The sun was out earlier, but now grey clouds have moved in and it’s raining. But lunch is in the oven – roast beef with roasted root vegetables – including more of my own-grown Pink Fir Apple potatoes.
These are quite small, but there are larger potatoes lurking just under the surface of the last three bags from last year. My idea of bringing them into the potting shed still in their compost has been successful for a second year. By the time I need the space for other things, they should be finished.
Also for lunch is home-grown greens – a mix of kale, curly kale and sprout tops. (No sprouts ever appeared.)
I don’t make New Year resolutions – and with the current state of affairs, they’d be broken in a week – but hopefully I will be able to get more use from my allotment bed.
As we’ve both been diagnosed with non-alcoholic fatty liver disease (NAFLD), me a few years ago and my husband recently (just before Christmas!!) so we’ll need even more salads, herbs, and vegetables.
Though we haven’t been out for our daily walk for weeks, we resurrected our old Wii-Fit and have been using that for our aerobic exercise.
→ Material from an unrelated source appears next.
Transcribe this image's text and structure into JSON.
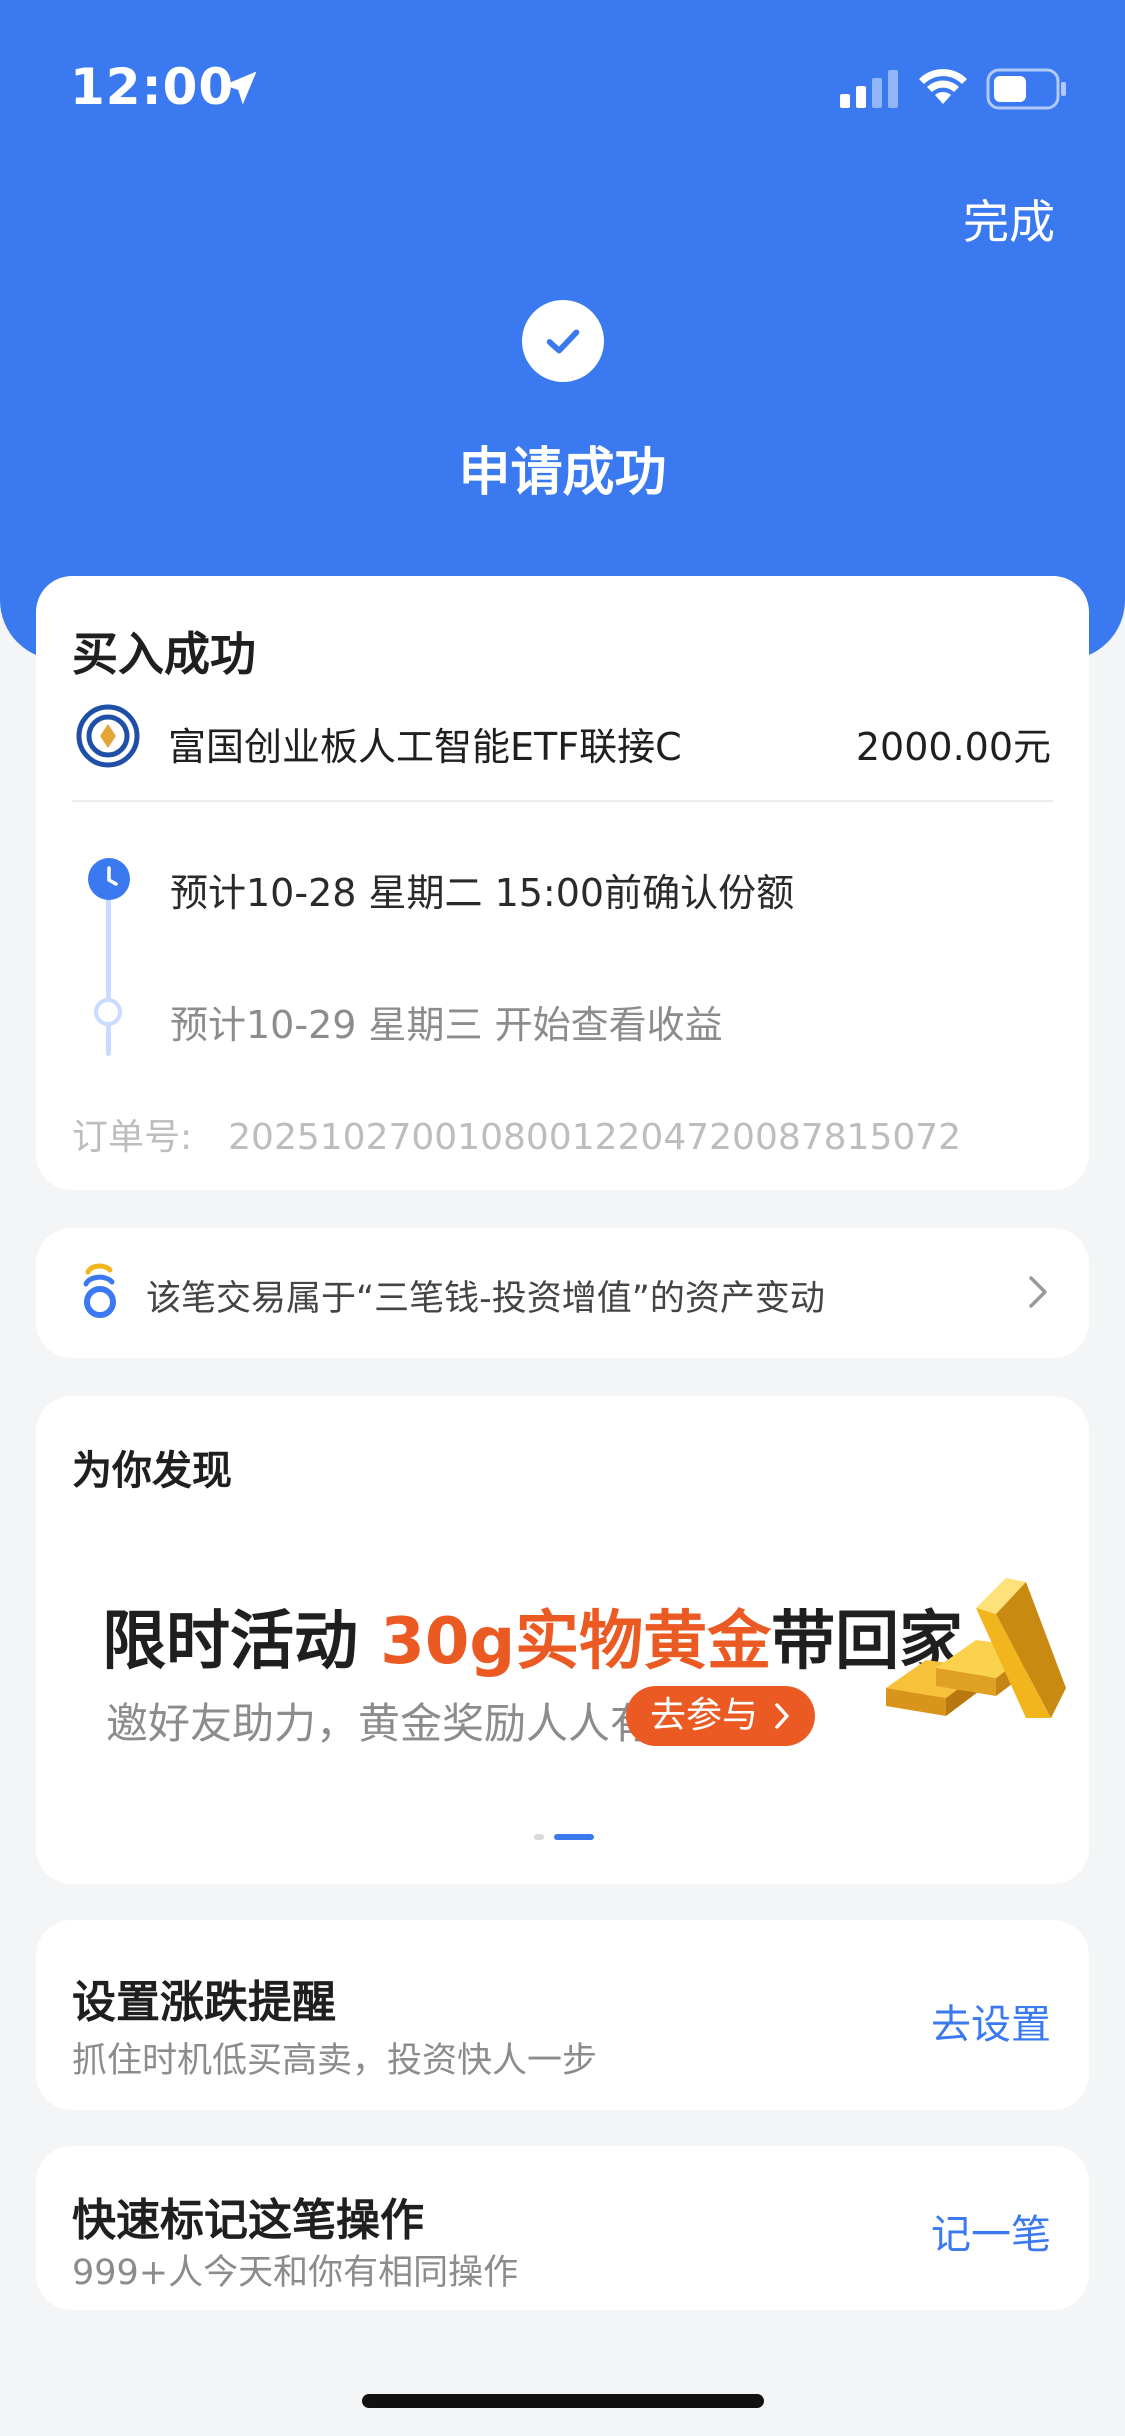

On this dry but cold and windy Boxing Day, with yesterday’s leftovers already in the oven (on the timer) and a brain banjaxed by a steady diet of what passes for Christmas entertainment, it’s a relief to sneak a little me-time on our usual Saturday morning peek over the garden fences of other Saturday Sixers, thanks to The Propagator, who keeps us sane in these mad times.
No snow here on Christmas Day, but our first sharp frost left frozen bird baths. We’ve had three queen wasps in the house in the last week, so chances are it’s going to get a lot colder. I’ll be hibernating!
It’s that time of the year when I like to look back at some of the things that didn’t quite go as planned: the vegetables and plants that didn’t bother to read the memo telling them this was their year to shine!
Get your lovely carrots here! A little smaller than I was hoping for . . . (The coin is a two pence piece.) Who said carrots are easy to grow? They did taste very carroty though.
After the struggle my brother had to dig up this parsnip back in November, I expected mine to put up a fight and, thinking it might have grown down below the depth of the raised bed, went armed with a hand-trowel and mattock. But thanks to the hundred-and- forty-days of rain we’ve had, I managed to pull mine out – carefully – by hand.
The little one is a bonus as I thought there was only one, and there’s no sign of slug damage!